12 Shutts, 472 U.S at 812. 13 Taylor v. Sturgell, 553 U.S. 880, 897 (2008) (citing Richards v. Jefferson Cty., 517 U.S. 793, 801-802 (1996)). 14 See, e.g., Maywalt v. Parker & Parsley Petroleum Co., 67 F.3d 1072, 1077-78 (2d Cir. 1995); Kamilezicz v. Bank of Bos.
Petition denied 1/11/16.CAFC Opinion, CAFC ArgumentSpeedTrack, Inc. v. Office Depot, Inc., No. 15-461Question Presented:In Taylor v. Sturgell, 553 U.S. 880 (2008), this Court confirmed that there are “'uniform federal rule[s]' of res judicata.” 553 U.S. at 891.
Issue preclusion, which applies “in the context of a different claim,” “bars successive litigation of an issue of fact or law actually litigated and resolved in a valid court determination essential to the prior judgment.” Taylor v. Sturgell, 553 U.S. 880, 892 (2008). In the petition, Lucky Brand Dungarees Inc. and related companies (collectively, “Lucky”) argue that the Second Circuit conflated these two principles when it held that Lucky was barred from raising any defense to new claims raised by Marcel Fashion Group Inc. (“Marcel”) that could have been adjudicated in the earlier cases between the parties.This case arises from almost two decades of litigation between Lucky and Marcel.
at 12 (citing Applications in Internet Time, LLC v. RPX Corporation, 897 F.3d 1336 (Fed. Cir. 2018) (citing Taylor, 553 U.S. 880, 894-95 (2008)). Under that test, the PTAB determined that Seirus and Ventex had a preexisting substantive legal relationship in the form of two contracts—a Supplier Agreement with an obligation to indemnify and defend and an Exclusive Manufacturing Agreement”—and those agreements “directly related to the product accused of infringing the patent at issue in this proceeding because they governed the contracts between the parties that resulted in Ventex’s sale of fabric to Seirus.”

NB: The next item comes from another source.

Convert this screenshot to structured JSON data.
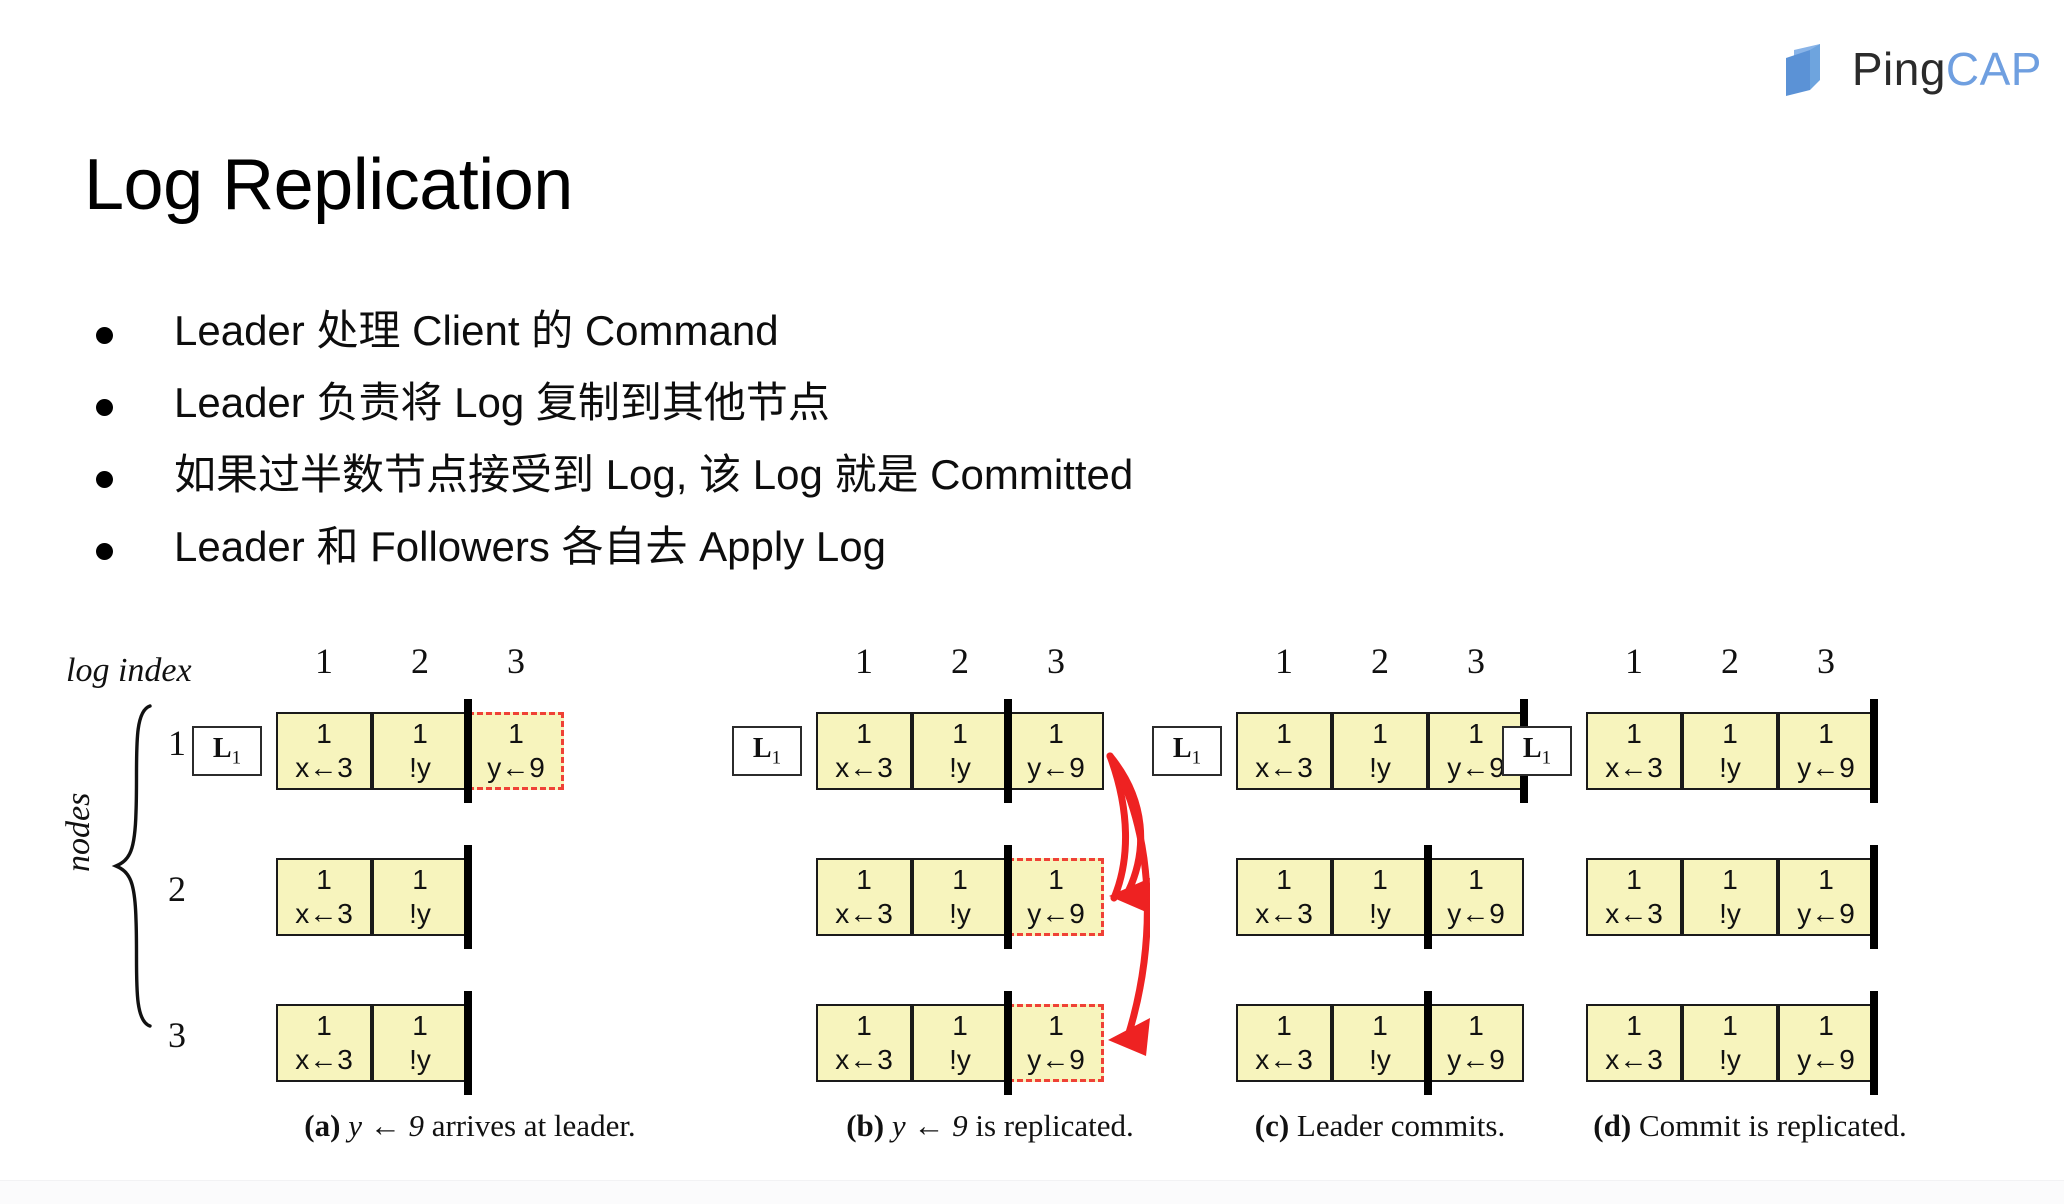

A “privy” for purposes of Section 315(b) is broader, and codifies the common-law doctrine of estoppel. Both the majority and the dissent appear to agree that, in theory, non-party estoppel can arise from any of the six categories set out in Taylor v. Sturgell, 553 U.S. 880, 893-95 (2008): (1)“agree[ment] to be bound”; (2)a “pre-existing substantive legal relationship”; (3)“adequate represent[ation] by someone with the same interests”; (4)parties who “assume control over the litigation”; (5)using a “proxy”; and (6)“a special statutory scheme.” The panel majority appears to have found that Wi-Fi waived any arguments concerning the other Taylor factors.
Other factors recognized by the Supreme Court as being relevant to deciding privity in the res judicata context, which serves as the rationale for the bar and estoppel provisions, include (1) agreements to be bound; (2) pre-existing "substantive legal relationships;" (3) adequate representation by parties with the same interests; (4) relitigating through proxies; and (5) special statutory schemes that "expressly foreclose successive litigation by nonlitigants." (See Taylor v. Sturgell, 553 U.S. 880, 893-95 (2008). However, these factors do not "establish a definitive taxonomy."